The church’s primary job is growing relationships with God, says Dave Rogalsky in the feature, “Experiencing the good news,” on page 4. He encourages faith communities to be “actively teaching spiritual practices to strengthen the experience of God in people of all ages, in order to underpin our community, worship, evangelism, missions, and peace and justice work.” The implication is that followers of Christ who are connected to their Lord will also be better sharers of God’s good news.
Let’s go on a scavenger hunt, seeking places where Mennonite congregations are intentionally working at spiritual formation. Where are adults, youth and children learning the stories of their historical faith and digging into the riches of the Bible?
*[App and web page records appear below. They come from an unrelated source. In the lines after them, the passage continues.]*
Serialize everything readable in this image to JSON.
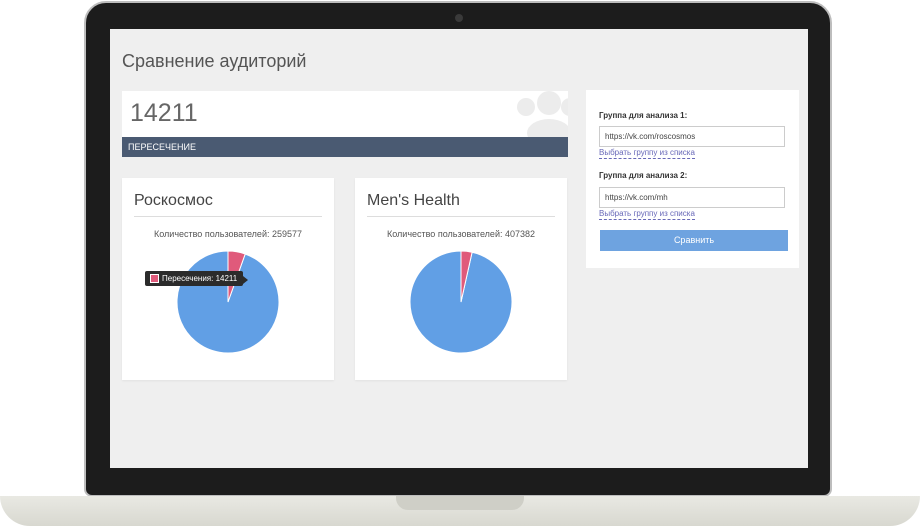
{
  "page": {
    "title": "Сравнение аудиторий"
  },
  "intersection": {
    "value": "14211",
    "label": "ПЕРЕСЕЧЕНИЕ"
  },
  "groups": [
    {
      "name": "Роскосмос",
      "count_text": "Количество пользователей: 259577",
      "users": 259577,
      "intersection": 14211,
      "tooltip": "Пересечения: 14211"
    },
    {
      "name": "Men's Health",
      "count_text": "Количество пользователей: 407382",
      "users": 407382,
      "intersection": 14211
    }
  ],
  "form": {
    "group1_label": "Группа для анализа 1:",
    "group1_value": "https://vk.com/roscosmos",
    "group2_label": "Группа для анализа 2:",
    "group2_value": "https://vk.com/mh",
    "pick_link": "Выбрать группу из списка",
    "submit": "Сравнить"
  },
  "colors": {
    "pie_main": "#619fe5",
    "pie_intersection": "#e05a7b",
    "header_bar": "#4a5a72",
    "button": "#6ea3e0"
  },
  "icons": {
    "background": "users-icon"
  }
}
Where are young and old having conversations about beliefs, values, spiritual questions and faith practices? Where are they learning to become sensitive to the voice and work of the Holy Spirit—in their lives and in their community? Where are faith communities empowering individual members to live out the good news of Jesus Christ?
One place where congregations teach spirituality is Sunday school. But that seems like a teetering institution. Many Mennonite churches do not run a Sunday school program during the summer. When classes are offered, some youth and adults choose not to attend them. And how about finding volunteers to lead the classes? You’ve probably heard the desperate pleas for teachers in your own church.
Mid-week prayer meetings are a thing of the past; often a congregation finds it challenging to get people to show up for more than Sunday worship. Plus, some of us might find it hard to imagine how we could fill a whole hour with group prayer. We might even question the validity of that kind of prayer. Many churches are not teaching congregants to offer spontaneous spoken prayers or to pray through song, movement or visual aids.
In the past, personal testimonies demonstrated ways in which individuals had experienced the Holy Spirit personally. Nowadays we no longer tell the inspirational “I-was-a-sinner-but-God-saved-me” stories. Cynical beings that we are, we often find it hard to talk about our spiritual experiences in ways that feel authentic. We may be hesitant to use explicit religious language to share our personal story, our testimony of how we see God present in our own lives. Some of us stand ready to judge the faith stories of others, to find the inconsistencies and hypocrisies. And we fear that others will judge us, too.
The scavenger hunt continues: How often do churches provide opportunities for us to open a Bible, read from it, and join others in the church in exploring it together? Our congregations should be inviting us to sit together around that open Bible; to savour its contents; to discuss the poetry, stories and teachings; and to relate them to our current realities. How is the church helping the Bible seep into our prayers and our daily practices? We also need to learn how to share those experienced Bible insights with someone outside of our group.
This is not a call to return to all the olden days; I do not believe there ever was a golden age of spirituality. Today, the landscape of our secular society calls for creativity and new ways of helping spiritual growth happen, both for people who still attend the church’s regular activities and for those who have given up on the institutional church. In a spiritually superficial society, we need to harness our gifts and resources for this ongoing calling.
Rogalsky points out that individuals experience God in many different ways. Whatever your most comfortable “quadrant,” your congregation can encourage your spiritual growth. It is also a place where you can help nurture other sisters and brothers in the faith. In what ways does your church help you grow in your relationship with God? We’d like to hear your stories.
Introducing Will Braun, Senior Writer
Will lives with his wife and two sons on a small farm near Morden, Man., not far from where he grew up. As senior writer for Canadian Mennonite magazine, Will’s goal is to provide in-depth coverage of matters in the Mennonite world. In addition to writing and farming, he works for the Interchurch Council on Hydropower. In the past, Will worked for Mennonite Central Committee in Brazil, on Vancouver Island and in Manitoba. Will and his family attend Pembina Mennonite Fellowship.